This case study demonstrates how a diversity of social, political, and economic forces in border regions can create unique pressures on wildlife habitat. Conservation of landscapes that host a wide range of land uses, jurisdictions, and competing for management goals can be challenging, especially when considering habitat needs of wide-ranging species. However, there are unique… Continue reading “A Mosaic of Land Tenure and Ownership Creates Challenges and Opportunities for Transboundary Conservation in the U.S.-Mexico Borderlands”…
We presented the webinar on June 21, 2018 about Mexican wolf recovery and protection efforts. Kim Crumbo, Wildlands Network’s Western Conservation Director, discusses the history of Mexican wolf recovery, connectivity, and the 2017 USFWS recovery plan.
The Western Environmental Law Center provided this notice of intent to sue the federal government for violating the Endangered Species Act in its final Mexican Wolf Recovery Plan, on behalf of WildEarth Guardians (“Guardians”), Western Watersheds Project (“WWP”), Wildlands Network, and the New Mexico Wilderness Alliance. Guardians, WWP, Wildlands Network, and the New Mexico Wilderness Alliance have significant, concrete interests in ensuring the long-term survival and recovery of Mexican wolves in the contiguous United States and ensuring the U.S. Fish and Wildlife Service (“the Service”) utilizes the best available science and complies with the ESA when preparing a recovery plan for the Mexican wolf.
The final Mexican Wolf Recovery Plan from the U.S. Fish and Wildlife Service aims to establish and maintain a minimum of two resilient, genetically diverse Mexican wolf populations distributed across ecologically and
geographically diverse areas in the subspecies’ range in the United States and Mexico. The USFWS’s stated recovery goal is to conserve and protect the Mexican wolf and its habitat so that its longterm survival is secured, populations are capable of enduring threats, and it can be removed from the list of threatened and endangered species.
This report summarizes the most relevant and up-to-date information on four charismatic species affected by the fragmentation of habitat and disruption of movement corridors resulting from the existing and proposed border infrastructure and associated militarization. It focuses on the Arizona-Sonora border and covers a small portion of western New Mexico’s border with Chihuahua, but its framework and broad themes are relevant to any evaluation of impacts to wildlife across the entire U.S.-Mexico border.

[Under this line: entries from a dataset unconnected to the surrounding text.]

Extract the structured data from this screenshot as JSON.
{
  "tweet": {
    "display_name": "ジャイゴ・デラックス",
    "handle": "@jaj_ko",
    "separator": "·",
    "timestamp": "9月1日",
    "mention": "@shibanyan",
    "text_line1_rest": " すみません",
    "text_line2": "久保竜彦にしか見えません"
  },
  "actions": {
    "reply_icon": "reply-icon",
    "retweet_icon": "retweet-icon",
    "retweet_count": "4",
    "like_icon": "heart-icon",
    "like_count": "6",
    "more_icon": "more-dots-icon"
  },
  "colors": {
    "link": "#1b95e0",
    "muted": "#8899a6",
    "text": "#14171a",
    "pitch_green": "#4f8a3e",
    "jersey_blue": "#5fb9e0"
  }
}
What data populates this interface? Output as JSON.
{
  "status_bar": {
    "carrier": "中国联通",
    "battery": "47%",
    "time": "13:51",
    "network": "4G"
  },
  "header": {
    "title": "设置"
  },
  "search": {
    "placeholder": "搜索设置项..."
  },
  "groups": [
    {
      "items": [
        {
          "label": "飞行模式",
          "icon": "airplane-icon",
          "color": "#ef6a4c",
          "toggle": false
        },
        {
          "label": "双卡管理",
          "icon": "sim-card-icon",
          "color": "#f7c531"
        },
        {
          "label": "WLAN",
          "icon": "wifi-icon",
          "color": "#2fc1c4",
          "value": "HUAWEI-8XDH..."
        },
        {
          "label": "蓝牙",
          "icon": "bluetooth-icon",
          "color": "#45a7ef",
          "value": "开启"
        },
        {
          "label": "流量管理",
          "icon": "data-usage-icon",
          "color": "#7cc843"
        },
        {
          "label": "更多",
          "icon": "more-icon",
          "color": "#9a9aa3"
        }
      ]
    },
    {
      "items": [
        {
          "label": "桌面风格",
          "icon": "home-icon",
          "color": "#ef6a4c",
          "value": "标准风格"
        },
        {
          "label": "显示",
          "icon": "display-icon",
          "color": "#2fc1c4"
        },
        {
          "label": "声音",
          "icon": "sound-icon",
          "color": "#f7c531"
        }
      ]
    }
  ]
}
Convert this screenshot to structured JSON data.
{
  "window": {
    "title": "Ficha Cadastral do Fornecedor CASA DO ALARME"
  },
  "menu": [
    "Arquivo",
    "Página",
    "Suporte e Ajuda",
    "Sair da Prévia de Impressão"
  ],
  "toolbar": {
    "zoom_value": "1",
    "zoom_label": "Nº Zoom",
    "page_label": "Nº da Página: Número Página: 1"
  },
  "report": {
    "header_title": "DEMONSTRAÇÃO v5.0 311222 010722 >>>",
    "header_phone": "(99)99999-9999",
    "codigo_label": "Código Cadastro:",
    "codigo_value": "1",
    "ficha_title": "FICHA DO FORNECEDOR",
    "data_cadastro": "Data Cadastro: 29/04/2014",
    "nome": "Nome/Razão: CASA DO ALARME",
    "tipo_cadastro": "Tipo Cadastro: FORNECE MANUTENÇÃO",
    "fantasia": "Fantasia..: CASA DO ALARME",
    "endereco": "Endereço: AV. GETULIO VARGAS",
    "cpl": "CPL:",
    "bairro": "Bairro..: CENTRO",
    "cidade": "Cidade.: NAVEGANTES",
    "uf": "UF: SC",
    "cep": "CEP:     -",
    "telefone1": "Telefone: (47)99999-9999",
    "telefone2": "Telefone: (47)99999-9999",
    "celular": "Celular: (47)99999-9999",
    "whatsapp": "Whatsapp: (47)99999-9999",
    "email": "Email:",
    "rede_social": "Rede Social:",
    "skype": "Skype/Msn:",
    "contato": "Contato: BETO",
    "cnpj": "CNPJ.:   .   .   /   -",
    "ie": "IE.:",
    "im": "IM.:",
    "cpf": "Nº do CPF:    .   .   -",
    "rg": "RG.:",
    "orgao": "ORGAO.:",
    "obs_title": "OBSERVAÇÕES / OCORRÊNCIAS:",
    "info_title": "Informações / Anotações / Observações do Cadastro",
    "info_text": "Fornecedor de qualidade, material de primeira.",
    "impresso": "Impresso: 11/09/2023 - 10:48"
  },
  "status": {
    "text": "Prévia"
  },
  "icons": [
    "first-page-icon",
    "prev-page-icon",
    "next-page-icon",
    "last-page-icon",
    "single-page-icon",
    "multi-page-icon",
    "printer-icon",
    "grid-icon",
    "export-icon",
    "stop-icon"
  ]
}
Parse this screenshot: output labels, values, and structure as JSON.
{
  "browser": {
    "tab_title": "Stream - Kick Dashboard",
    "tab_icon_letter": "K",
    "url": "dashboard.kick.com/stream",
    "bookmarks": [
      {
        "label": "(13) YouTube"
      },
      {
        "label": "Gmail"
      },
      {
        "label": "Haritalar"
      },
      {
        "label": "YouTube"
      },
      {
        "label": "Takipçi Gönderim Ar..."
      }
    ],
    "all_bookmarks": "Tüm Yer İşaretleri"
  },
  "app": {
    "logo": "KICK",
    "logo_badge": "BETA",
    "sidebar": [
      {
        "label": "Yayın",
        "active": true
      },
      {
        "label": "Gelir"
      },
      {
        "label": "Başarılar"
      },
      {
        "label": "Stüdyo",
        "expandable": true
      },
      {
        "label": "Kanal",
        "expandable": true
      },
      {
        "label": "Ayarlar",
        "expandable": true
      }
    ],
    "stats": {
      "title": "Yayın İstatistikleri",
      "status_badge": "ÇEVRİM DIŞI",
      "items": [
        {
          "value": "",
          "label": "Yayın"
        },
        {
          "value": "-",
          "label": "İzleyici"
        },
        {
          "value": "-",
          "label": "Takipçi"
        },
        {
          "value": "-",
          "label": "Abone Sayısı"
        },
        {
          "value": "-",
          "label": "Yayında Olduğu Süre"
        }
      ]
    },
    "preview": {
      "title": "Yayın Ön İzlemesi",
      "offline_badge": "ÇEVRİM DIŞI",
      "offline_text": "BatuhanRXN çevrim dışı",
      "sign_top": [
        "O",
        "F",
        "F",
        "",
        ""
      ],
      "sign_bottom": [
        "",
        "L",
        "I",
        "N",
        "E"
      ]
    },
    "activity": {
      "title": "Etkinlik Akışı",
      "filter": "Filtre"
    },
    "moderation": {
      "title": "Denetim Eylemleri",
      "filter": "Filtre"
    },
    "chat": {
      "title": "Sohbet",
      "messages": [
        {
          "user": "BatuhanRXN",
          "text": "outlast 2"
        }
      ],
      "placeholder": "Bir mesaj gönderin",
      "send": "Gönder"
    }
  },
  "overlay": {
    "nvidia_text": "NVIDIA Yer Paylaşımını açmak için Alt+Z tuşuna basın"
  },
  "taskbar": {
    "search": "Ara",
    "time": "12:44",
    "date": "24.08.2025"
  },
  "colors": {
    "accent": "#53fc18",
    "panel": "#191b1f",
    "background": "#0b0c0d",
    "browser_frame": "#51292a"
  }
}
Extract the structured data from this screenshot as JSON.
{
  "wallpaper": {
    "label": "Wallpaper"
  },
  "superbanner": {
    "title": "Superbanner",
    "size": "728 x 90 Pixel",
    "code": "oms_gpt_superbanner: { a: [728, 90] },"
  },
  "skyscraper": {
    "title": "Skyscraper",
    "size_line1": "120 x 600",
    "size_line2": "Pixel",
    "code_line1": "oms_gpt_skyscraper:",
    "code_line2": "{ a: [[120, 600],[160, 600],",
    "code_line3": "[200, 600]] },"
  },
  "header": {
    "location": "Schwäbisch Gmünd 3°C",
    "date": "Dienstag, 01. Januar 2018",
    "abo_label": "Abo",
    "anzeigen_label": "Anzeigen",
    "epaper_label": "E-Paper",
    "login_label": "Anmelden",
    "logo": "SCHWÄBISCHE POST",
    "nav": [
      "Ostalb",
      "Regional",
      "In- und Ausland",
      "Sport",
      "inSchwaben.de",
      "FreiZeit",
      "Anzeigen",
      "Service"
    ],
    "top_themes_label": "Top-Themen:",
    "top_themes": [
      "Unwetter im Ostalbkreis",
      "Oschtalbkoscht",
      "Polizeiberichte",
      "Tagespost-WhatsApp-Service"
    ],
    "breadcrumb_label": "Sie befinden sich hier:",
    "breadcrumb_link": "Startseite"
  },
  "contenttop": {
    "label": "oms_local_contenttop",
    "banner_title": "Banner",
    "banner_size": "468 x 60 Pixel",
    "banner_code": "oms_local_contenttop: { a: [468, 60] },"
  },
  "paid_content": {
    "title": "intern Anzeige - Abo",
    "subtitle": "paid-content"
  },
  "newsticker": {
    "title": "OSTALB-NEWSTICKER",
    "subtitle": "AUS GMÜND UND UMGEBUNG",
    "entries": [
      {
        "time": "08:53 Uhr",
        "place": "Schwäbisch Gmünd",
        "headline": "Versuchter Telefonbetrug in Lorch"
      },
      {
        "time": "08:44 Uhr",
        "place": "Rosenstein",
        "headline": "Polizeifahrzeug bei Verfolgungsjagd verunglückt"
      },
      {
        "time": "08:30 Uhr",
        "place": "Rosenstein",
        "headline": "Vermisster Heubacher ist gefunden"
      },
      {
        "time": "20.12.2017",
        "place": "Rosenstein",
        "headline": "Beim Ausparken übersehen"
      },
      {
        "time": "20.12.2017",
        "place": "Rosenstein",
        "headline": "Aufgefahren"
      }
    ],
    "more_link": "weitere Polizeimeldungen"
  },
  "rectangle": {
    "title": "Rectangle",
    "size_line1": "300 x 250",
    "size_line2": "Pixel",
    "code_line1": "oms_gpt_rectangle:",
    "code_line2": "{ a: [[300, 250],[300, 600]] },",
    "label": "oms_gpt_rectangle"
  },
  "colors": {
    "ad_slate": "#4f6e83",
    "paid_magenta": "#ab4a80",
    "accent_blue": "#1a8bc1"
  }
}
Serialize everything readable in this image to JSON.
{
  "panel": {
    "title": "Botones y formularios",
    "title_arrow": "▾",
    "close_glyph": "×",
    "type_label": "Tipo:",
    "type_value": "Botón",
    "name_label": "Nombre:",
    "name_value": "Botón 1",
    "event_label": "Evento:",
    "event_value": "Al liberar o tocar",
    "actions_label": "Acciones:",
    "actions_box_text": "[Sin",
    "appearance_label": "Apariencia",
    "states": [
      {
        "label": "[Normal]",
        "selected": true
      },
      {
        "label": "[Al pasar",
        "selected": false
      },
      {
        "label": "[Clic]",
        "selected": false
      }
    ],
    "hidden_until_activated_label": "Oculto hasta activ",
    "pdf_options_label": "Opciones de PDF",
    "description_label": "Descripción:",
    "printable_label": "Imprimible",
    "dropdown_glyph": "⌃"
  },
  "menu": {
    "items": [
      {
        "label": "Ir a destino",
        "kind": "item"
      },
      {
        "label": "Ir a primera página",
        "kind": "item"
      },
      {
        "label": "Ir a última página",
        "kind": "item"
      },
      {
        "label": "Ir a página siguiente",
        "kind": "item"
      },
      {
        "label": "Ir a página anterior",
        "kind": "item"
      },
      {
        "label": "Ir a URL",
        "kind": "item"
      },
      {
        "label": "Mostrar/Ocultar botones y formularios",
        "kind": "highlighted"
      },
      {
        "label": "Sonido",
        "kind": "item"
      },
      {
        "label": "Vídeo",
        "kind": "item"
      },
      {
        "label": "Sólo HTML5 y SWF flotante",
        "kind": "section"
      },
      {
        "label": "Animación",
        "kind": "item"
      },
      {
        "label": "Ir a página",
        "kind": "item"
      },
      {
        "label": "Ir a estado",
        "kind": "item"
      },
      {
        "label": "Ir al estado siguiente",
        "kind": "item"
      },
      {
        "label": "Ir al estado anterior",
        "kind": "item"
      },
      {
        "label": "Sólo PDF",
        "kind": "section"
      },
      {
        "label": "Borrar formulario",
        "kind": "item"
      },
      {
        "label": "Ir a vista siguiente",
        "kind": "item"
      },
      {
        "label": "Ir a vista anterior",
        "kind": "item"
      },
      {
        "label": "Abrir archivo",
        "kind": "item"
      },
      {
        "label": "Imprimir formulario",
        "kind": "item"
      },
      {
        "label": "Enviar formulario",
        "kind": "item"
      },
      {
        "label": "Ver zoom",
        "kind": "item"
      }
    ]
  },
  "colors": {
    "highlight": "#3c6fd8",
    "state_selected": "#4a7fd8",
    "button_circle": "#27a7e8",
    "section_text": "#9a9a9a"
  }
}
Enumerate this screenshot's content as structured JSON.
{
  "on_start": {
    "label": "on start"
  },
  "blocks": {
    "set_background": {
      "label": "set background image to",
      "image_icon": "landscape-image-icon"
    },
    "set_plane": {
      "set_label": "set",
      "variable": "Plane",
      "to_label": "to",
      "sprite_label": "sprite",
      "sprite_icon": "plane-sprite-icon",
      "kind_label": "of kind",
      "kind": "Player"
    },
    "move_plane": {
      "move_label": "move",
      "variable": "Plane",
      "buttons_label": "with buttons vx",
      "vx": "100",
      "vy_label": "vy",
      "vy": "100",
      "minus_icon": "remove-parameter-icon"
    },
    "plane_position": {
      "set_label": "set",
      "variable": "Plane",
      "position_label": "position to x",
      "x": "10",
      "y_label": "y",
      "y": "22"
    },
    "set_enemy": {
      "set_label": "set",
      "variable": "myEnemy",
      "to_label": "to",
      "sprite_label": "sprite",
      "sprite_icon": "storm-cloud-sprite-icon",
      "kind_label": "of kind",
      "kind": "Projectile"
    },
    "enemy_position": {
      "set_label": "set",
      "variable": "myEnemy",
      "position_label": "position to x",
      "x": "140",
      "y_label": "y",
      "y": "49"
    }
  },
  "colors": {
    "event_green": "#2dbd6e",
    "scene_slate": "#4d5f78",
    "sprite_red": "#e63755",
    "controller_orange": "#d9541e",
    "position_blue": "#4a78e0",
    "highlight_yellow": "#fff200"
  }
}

Wildlands Network responds to the USFWS’s draft plan for Mexican wolf recovery: Our immediate concern is the draft plan falls far short of the mark needed for recovery of these critically endangered wolves, and that these shortcomings are driven by politics rather than the science of wolf recovery. If implemented, it would allow fewer than half the number of wolves in the wild that most of the previous recovery team scientists say are needed in the U.S. for recovery—with another small isolated population in Mexico—at which time the states would assume full management responsibility for Lobo survival. The prospect of premature downlisting and delisting, exacerbated by the relevant states’ record opposing wolf recovery discussed below, affords a recipe for extinction—not recovery— for one of the most critically endangered wild mammals in North America.
The Mexican wolf (Canis lupus baileyi) is an endangered subspecies of gray wolf protected by the Endangered Species Act (ESA) since 1976. Following the near extinction of the Mexican wolf due to predator eradication efforts in the mid to late 1800’s to mid-1900’s, the U.S. Fish and Wildlife Service, Mexico, and partner agencies initiated a binational captive breeding program with 7 wolves and began efforts to re-establish Mexican wolves in the wild in the United States (in 1998) and Mexico (in 2011). Our recovery strategy for the Mexican wolf is to establish and maintain a minimum of two resilient, genetically diverse Mexican wolf populations distributed across ecologically and geographically diverse areas in the subspecies’ range in the United States and Mexico.
El lobo mexicano (Canis lupus baileyi) es una subespecie en peligro de extinción del lobo gris protegido por la Ley de especies en peligro de extinción (ESA, por sus siglas en inglés) desde 1976. Después de la casi extinción del lobo mexicano debido a los esfuerzos de erradicación de depredadores desde finales del siglo XIX a mediados del siglo XX, U.S. Fish and Wildlife Service, México, y organismos asociados, iniciaron un programa binacional de crianza en cautiverio con 7 lobos y comenzaron los esfuerzos para restablecer los lobos mexicanos en estado salvaje en los Estados Unidos (en 1998) y México (en 2011). Nuestra estrategia de recuperación para el lobo mexicano es establecer y mantener un mínimo de dos poblaciones resilientes de lobos mexicanos, genéticamente diversos distribuidas a través de áreas ecológica y geográficamente diversas en el rango de la subespecie en Estados Unidos y México.